a fascinating exploration into the Australian gothic modes of storytelling
Double Feature | Reviews
Lord Willing and the Creek Don’t Rise
May 20, 2015
Three and a Half Stars
MKA’s Double Feature kicks off the MTC NEON season with a bang. Consisting of two shows (Lucky, written by Tobias Manderson-Galvin and directed by John Kachoyan, and Lord Willing and The Creek Don’t Rise, written by Morgan Rose and directed by Kat Henry), the two pieces explore two worlds set in damaged landscapes – colonial Australia (Lucky) and New Orleans, post Hurricane Katrina (Lord Willing).
Both pieces examine the nature of human relationships and how they can affect us for years to come. In Lucky, we are introduced to three characters who are escaping their captors. Interspersed with current references to Australia’s current political landscape, a preacher, a convict woman and an Aboriginal man have banded together to try and escape the current hell they are in. Meanwhile, Lord Willing takes us to post-Hurricane Katrina and explores the devastation of the event and how it has affected the town, as inspired by real-life events at the time.
Of these two pieces, Rose’s Lord Willing is the strongest of the pair. As the central figure Earl, Kevin Kiernan-Malloy is electrifying in his performance and his breakdown over the course of the show is powerful to watch, while Jan Friedl is also a treat to watch as a faded Southern belle. While the cast of Lucky are impressive, especially Johnny Carr and Devon Lang-Wilton, and work well with the material, the rawness and brutality of Lord Willing overpowers the first piece and leaves the audience with a bleak, confronting and thought-provoking ending.

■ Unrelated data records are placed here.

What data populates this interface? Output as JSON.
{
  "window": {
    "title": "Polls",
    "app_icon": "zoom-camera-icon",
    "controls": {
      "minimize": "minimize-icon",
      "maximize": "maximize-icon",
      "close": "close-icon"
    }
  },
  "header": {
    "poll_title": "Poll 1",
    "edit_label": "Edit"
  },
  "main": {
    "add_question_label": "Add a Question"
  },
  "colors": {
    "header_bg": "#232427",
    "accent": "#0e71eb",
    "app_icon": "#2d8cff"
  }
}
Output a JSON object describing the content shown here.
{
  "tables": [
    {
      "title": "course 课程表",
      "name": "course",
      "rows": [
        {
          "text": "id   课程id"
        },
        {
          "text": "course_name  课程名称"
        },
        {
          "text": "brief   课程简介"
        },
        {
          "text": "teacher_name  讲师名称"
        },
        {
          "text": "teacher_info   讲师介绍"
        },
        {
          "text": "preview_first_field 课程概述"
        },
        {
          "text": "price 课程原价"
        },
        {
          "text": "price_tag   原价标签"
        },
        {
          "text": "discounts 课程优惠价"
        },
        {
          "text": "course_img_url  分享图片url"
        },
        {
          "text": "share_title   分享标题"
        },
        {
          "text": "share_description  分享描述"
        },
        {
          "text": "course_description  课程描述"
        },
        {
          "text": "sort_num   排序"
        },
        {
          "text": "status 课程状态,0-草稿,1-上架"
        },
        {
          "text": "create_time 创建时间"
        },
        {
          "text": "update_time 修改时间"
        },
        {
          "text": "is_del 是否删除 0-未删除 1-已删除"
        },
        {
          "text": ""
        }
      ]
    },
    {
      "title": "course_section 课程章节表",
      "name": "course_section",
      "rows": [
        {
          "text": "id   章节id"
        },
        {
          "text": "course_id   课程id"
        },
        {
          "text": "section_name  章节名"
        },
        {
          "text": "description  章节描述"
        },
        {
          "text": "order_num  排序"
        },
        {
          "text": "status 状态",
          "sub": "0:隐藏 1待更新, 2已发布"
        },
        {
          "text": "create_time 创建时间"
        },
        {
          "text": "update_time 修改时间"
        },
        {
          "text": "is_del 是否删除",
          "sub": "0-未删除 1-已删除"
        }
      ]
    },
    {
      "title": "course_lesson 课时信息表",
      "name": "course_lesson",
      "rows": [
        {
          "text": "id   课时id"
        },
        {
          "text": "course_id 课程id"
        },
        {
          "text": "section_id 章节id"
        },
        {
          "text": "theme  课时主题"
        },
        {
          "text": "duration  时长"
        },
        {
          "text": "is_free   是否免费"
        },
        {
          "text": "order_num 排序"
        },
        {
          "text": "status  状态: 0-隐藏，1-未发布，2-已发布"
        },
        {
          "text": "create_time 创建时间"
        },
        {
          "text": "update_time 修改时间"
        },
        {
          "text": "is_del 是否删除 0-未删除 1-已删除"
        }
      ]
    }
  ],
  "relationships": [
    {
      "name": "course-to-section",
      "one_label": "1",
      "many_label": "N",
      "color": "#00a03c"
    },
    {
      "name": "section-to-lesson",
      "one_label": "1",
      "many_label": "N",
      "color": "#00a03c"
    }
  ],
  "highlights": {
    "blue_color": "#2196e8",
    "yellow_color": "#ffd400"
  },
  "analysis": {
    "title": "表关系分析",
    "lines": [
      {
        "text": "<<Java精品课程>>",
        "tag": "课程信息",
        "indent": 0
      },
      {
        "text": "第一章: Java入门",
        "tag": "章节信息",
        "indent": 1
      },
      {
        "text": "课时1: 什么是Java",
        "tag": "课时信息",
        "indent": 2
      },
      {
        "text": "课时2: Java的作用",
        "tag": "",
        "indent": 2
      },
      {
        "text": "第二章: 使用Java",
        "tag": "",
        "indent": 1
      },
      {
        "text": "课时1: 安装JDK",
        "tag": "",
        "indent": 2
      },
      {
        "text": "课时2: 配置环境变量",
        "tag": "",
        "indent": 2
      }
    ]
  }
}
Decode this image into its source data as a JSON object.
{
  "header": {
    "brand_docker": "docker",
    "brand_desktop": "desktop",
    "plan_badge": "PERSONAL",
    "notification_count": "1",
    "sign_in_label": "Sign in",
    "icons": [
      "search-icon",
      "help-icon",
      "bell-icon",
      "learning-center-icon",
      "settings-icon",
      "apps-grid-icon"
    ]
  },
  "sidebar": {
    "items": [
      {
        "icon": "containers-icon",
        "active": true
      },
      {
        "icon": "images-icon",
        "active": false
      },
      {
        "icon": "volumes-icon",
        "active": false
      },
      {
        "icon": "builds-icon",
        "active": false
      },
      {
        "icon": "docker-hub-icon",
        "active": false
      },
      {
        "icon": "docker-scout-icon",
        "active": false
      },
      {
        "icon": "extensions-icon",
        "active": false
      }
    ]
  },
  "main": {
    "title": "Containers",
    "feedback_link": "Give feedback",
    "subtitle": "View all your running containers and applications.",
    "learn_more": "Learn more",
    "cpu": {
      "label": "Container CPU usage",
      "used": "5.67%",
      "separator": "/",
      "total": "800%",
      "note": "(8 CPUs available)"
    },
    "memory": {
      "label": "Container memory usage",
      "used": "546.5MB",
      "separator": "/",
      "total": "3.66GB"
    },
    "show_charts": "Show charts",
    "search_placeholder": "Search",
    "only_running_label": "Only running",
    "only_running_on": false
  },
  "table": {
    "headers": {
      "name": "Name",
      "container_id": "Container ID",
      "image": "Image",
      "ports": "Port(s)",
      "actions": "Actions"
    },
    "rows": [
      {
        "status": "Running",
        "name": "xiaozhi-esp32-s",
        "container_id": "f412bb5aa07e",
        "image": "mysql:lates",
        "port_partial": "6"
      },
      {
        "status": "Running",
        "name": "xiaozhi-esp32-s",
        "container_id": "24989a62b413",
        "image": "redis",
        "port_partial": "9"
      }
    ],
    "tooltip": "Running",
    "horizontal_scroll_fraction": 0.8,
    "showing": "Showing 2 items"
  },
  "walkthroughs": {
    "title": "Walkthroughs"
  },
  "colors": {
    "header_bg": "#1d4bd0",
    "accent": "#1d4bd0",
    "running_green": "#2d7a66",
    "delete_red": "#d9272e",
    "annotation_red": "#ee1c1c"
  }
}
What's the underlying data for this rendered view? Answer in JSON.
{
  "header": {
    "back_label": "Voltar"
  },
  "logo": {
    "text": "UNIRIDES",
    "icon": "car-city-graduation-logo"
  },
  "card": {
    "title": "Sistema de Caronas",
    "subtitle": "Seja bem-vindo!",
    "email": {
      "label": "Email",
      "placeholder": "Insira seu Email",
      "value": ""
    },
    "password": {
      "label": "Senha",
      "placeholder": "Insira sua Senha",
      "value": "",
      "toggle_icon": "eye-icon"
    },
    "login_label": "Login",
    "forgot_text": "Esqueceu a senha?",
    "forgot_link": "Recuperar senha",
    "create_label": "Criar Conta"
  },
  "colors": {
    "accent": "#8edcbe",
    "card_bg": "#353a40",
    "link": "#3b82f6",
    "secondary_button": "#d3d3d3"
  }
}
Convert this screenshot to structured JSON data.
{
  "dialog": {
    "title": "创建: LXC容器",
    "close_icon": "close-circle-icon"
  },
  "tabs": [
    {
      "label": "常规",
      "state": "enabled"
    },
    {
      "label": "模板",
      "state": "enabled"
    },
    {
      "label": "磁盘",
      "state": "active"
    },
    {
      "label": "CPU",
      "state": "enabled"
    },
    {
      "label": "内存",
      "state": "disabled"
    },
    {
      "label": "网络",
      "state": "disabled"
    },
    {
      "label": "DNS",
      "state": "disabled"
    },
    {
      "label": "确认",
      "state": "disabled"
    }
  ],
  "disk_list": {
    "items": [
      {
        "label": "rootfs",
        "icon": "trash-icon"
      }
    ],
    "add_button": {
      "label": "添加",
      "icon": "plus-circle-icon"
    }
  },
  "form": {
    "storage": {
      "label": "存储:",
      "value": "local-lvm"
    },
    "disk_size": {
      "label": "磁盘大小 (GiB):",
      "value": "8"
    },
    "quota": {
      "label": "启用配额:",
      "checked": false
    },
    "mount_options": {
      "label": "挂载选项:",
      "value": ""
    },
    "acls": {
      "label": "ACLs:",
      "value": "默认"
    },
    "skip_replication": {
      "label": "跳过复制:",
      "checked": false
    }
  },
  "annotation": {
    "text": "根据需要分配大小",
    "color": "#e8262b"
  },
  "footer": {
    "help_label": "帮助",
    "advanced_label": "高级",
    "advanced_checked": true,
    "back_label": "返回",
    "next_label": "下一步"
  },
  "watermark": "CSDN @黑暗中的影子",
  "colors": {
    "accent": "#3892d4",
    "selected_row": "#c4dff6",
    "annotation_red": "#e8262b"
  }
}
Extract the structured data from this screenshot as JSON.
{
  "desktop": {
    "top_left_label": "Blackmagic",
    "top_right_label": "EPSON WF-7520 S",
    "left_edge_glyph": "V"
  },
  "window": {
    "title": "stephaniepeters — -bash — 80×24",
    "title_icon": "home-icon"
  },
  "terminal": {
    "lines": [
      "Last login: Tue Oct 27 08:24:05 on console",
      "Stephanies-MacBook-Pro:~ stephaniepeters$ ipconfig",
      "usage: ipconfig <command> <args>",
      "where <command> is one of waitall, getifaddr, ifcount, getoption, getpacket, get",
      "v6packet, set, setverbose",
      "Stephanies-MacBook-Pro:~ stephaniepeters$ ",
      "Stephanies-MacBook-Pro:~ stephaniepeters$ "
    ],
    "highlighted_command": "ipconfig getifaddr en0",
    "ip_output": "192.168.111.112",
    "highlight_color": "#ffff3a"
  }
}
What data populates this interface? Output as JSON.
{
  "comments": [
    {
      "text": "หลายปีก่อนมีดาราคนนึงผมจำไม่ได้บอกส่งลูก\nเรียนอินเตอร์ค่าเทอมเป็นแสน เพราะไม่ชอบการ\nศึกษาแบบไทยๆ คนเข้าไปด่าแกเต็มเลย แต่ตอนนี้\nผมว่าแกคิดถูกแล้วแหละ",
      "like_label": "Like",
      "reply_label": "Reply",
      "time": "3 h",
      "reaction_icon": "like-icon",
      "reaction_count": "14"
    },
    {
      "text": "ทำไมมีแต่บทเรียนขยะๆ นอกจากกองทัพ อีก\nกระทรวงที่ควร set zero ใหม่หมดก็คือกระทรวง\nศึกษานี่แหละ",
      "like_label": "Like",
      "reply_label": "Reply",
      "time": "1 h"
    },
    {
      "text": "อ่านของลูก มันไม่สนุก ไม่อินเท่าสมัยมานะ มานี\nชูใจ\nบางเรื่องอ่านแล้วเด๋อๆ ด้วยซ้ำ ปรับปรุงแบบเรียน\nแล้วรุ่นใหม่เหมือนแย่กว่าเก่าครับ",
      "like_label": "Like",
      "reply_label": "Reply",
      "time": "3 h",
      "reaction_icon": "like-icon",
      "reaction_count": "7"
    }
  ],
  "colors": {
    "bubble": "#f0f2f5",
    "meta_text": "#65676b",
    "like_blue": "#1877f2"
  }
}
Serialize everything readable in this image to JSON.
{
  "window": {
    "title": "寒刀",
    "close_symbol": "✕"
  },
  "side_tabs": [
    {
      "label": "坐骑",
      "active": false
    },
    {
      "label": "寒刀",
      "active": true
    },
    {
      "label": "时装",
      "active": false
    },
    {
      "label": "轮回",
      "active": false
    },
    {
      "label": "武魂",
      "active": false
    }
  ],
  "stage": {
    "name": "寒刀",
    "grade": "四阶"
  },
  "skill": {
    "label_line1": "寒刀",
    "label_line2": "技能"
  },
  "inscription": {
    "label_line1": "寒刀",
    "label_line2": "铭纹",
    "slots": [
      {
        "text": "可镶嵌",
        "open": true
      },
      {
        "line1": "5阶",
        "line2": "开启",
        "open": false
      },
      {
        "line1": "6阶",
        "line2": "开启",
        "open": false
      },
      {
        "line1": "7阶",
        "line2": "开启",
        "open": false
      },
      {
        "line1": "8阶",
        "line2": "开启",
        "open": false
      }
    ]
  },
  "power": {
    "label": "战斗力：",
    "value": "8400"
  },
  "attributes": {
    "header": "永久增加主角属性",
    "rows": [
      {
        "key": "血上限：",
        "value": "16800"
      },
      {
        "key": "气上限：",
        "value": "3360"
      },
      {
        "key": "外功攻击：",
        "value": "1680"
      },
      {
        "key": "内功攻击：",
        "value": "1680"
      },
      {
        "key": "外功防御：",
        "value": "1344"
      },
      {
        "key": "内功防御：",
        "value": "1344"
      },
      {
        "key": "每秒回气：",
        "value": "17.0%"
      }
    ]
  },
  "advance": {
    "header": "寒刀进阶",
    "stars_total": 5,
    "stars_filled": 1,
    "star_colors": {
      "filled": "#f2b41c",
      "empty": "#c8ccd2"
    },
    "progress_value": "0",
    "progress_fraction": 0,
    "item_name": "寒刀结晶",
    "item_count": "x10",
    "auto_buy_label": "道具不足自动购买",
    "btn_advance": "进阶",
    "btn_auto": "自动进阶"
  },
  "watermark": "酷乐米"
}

Double Feature is a fascinating exploration into the Australian gothic modes of storytelling and is a great example of how we need to continue to nurture and support new talent in all areas of theatre-making.